Stored dataset items
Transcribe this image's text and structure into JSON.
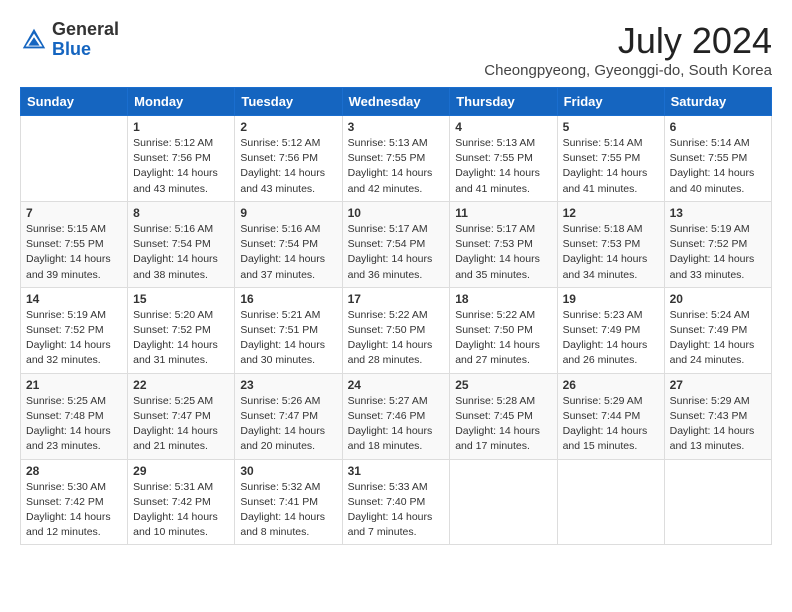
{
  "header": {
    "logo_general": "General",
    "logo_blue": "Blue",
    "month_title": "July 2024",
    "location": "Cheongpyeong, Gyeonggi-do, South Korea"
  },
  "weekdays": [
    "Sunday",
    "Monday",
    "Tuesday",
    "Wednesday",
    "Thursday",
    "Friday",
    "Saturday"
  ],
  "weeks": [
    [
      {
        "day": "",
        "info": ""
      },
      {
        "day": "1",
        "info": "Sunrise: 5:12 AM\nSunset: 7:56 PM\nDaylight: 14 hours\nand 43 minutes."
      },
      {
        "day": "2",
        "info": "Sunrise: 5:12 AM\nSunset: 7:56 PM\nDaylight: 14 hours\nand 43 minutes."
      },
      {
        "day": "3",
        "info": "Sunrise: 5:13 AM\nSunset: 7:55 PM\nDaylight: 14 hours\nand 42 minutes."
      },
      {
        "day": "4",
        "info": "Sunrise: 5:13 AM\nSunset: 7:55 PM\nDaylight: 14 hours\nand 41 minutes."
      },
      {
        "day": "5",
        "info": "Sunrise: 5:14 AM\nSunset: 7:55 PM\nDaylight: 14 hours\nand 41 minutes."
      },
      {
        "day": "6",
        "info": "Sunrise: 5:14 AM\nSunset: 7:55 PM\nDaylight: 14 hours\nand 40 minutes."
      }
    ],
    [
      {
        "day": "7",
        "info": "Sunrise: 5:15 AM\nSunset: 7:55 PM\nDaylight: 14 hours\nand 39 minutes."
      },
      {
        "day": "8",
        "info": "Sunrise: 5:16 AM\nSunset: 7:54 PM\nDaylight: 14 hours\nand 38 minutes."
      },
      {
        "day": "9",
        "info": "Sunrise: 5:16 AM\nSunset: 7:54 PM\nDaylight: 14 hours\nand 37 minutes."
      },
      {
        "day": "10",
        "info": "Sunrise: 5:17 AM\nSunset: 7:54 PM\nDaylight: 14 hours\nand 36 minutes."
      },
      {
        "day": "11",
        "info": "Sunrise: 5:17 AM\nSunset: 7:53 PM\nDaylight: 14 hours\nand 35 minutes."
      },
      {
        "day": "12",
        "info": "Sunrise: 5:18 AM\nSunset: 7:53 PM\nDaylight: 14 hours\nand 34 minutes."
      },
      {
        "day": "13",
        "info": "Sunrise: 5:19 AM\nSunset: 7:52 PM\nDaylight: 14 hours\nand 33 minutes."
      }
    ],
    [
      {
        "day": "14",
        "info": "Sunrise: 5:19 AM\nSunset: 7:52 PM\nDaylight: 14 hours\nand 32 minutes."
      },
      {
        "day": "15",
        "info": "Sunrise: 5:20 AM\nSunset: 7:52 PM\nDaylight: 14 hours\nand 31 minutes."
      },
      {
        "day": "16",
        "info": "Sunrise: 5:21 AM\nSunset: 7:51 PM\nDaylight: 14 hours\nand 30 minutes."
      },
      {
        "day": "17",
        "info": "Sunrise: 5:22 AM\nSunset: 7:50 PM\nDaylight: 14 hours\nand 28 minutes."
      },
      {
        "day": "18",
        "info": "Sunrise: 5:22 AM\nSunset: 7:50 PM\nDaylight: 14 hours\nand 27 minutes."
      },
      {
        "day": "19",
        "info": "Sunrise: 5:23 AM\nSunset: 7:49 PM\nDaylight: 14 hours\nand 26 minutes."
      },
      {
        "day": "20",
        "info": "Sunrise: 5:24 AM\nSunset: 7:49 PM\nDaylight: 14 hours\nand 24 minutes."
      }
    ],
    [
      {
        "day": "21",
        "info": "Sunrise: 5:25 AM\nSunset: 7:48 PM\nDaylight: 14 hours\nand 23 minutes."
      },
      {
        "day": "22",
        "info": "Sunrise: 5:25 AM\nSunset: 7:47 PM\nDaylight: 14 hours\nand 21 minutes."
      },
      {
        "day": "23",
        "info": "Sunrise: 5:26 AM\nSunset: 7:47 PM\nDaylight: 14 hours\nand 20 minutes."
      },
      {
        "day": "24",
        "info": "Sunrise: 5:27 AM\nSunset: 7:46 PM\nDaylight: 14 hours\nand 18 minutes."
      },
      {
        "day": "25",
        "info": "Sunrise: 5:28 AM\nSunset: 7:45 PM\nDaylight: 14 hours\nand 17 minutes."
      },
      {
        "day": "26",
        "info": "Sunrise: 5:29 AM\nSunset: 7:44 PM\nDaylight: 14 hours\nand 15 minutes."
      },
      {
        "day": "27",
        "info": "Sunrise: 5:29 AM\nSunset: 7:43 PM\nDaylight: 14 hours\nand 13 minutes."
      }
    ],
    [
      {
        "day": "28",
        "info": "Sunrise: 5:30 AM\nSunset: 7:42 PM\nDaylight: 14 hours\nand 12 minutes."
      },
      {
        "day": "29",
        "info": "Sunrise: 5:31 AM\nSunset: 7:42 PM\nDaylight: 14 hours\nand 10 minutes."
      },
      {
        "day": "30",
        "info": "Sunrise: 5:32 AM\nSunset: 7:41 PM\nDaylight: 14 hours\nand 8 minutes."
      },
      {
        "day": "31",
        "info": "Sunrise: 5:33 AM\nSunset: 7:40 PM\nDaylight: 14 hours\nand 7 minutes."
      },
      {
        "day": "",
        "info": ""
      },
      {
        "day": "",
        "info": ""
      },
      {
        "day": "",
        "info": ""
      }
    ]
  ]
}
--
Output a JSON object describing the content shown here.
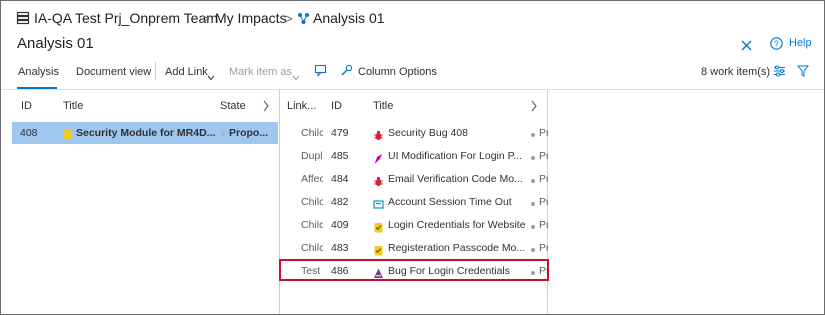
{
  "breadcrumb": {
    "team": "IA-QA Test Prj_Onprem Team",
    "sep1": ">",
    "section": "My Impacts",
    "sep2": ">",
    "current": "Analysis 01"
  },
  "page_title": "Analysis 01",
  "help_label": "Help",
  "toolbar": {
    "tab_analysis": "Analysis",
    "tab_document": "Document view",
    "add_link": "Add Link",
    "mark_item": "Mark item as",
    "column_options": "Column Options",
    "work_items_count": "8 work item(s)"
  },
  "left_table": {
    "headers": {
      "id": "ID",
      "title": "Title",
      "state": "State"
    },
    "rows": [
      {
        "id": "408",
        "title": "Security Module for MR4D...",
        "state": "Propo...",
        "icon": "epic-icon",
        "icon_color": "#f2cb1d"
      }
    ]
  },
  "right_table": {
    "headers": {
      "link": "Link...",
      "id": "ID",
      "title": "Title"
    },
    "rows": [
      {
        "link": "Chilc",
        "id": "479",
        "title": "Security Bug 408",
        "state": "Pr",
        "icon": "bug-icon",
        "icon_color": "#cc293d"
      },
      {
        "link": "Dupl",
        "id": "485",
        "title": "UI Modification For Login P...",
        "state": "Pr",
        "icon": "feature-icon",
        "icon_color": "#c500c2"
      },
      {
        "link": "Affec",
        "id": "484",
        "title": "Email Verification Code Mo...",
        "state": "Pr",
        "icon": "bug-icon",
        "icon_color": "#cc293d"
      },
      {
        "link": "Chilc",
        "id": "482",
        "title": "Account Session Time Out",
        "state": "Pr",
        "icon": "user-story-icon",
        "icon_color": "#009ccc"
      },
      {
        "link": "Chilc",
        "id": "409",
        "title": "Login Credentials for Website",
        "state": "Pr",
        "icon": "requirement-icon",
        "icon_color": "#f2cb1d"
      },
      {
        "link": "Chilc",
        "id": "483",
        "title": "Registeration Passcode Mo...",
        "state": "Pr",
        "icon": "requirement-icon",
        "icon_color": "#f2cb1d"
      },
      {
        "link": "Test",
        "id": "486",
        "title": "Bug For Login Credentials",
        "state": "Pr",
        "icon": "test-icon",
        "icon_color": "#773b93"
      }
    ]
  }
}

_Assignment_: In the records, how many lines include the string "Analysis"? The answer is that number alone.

_Response_: 3